# Your task:
An exact reproduction of all the data is needed, with no images in it.

# Exercise input:

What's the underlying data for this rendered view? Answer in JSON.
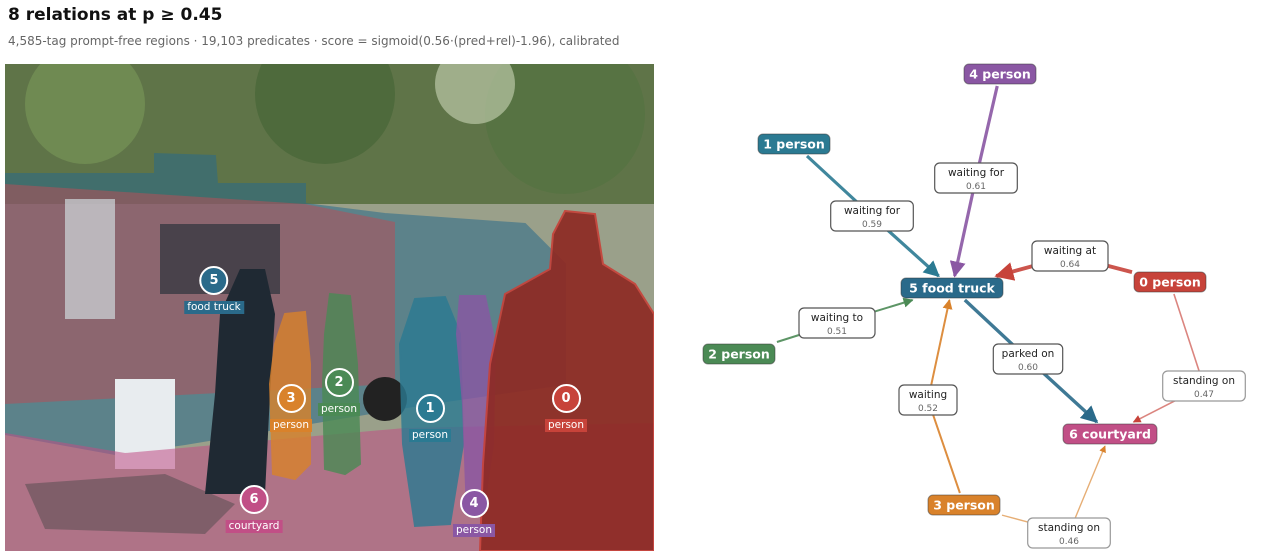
{
  "header": {
    "title": "8 relations at p ≥ 0.45",
    "subtitle": "4,585-tag prompt-free regions  ·  19,103 predicates  ·  score = sigmoid(0.56·(pred+rel)-1.96), calibrated"
  },
  "colors": {
    "person0": "#c7433a",
    "person1": "#2b7a92",
    "person2": "#4b8a55",
    "person3": "#d9822b",
    "person4": "#8a57a3",
    "food_truck": "#2a6a8a",
    "courtyard": "#c14f86"
  },
  "regions": [
    {
      "id": "0",
      "label": "person"
    },
    {
      "id": "1",
      "label": "person"
    },
    {
      "id": "2",
      "label": "person"
    },
    {
      "id": "3",
      "label": "person"
    },
    {
      "id": "4",
      "label": "person"
    },
    {
      "id": "5",
      "label": "food truck"
    },
    {
      "id": "6",
      "label": "courtyard"
    }
  ],
  "graph": {
    "nodes": [
      {
        "id": "0",
        "label": "person",
        "text": "0  person"
      },
      {
        "id": "1",
        "label": "person",
        "text": "1  person"
      },
      {
        "id": "2",
        "label": "person",
        "text": "2  person"
      },
      {
        "id": "3",
        "label": "person",
        "text": "3  person"
      },
      {
        "id": "4",
        "label": "person",
        "text": "4  person"
      },
      {
        "id": "5",
        "label": "food truck",
        "text": "5  food truck"
      },
      {
        "id": "6",
        "label": "courtyard",
        "text": "6  courtyard"
      }
    ],
    "edges": [
      {
        "from": "1",
        "to": "5",
        "predicate": "waiting for",
        "score": "0.59"
      },
      {
        "from": "4",
        "to": "5",
        "predicate": "waiting for",
        "score": "0.61"
      },
      {
        "from": "0",
        "to": "5",
        "predicate": "waiting at",
        "score": "0.64"
      },
      {
        "from": "2",
        "to": "5",
        "predicate": "waiting to",
        "score": "0.51"
      },
      {
        "from": "5",
        "to": "6",
        "predicate": "parked on",
        "score": "0.60"
      },
      {
        "from": "3",
        "to": "5",
        "predicate": "waiting",
        "score": "0.52"
      },
      {
        "from": "0",
        "to": "6",
        "predicate": "standing on",
        "score": "0.47"
      },
      {
        "from": "3",
        "to": "6",
        "predicate": "standing on",
        "score": "0.46"
      }
    ]
  }
}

# Answer:
What's the underlying data for this rendered view? Answer in JSON.
{
  "header": {
    "title": "8 relations at p ≥ 0.45",
    "subtitle": "4,585-tag prompt-free regions  ·  19,103 predicates  ·  score = sigmoid(0.56·(pred+rel)-1.96), calibrated"
  },
  "colors": {
    "person0": "#c7433a",
    "person1": "#2b7a92",
    "person2": "#4b8a55",
    "person3": "#d9822b",
    "person4": "#8a57a3",
    "food_truck": "#2a6a8a",
    "courtyard": "#c14f86"
  },
  "regions": [
    {
      "id": "0",
      "label": "person"
    },
    {
      "id": "1",
      "label": "person"
    },
    {
      "id": "2",
      "label": "person"
    },
    {
      "id": "3",
      "label": "person"
    },
    {
      "id": "4",
      "label": "person"
    },
    {
      "id": "5",
      "label": "food truck"
    },
    {
      "id": "6",
      "label": "courtyard"
    }
  ],
  "graph": {
    "nodes": [
      {
        "id": "0",
        "label": "person",
        "text": "0  person"
      },
      {
        "id": "1",
        "label": "person",
        "text": "1  person"
      },
      {
        "id": "2",
        "label": "person",
        "text": "2  person"
      },
      {
        "id": "3",
        "label": "person",
        "text": "3  person"
      },
      {
        "id": "4",
        "label": "person",
        "text": "4  person"
      },
      {
        "id": "5",
        "label": "food truck",
        "text": "5  food truck"
      },
      {
        "id": "6",
        "label": "courtyard",
        "text": "6  courtyard"
      }
    ],
    "edges": [
      {
        "from": "1",
        "to": "5",
        "predicate": "waiting for",
        "score": "0.59"
      },
      {
        "from": "4",
        "to": "5",
        "predicate": "waiting for",
        "score": "0.61"
      },
      {
        "from": "0",
        "to": "5",
        "predicate": "waiting at",
        "score": "0.64"
      },
      {
        "from": "2",
        "to": "5",
        "predicate": "waiting to",
        "score": "0.51"
      },
      {
        "from": "5",
        "to": "6",
        "predicate": "parked on",
        "score": "0.60"
      },
      {
        "from": "3",
        "to": "5",
        "predicate": "waiting",
        "score": "0.52"
      },
      {
        "from": "0",
        "to": "6",
        "predicate": "standing on",
        "score": "0.47"
      },
      {
        "from": "3",
        "to": "6",
        "predicate": "standing on",
        "score": "0.46"
      }
    ]
  }
}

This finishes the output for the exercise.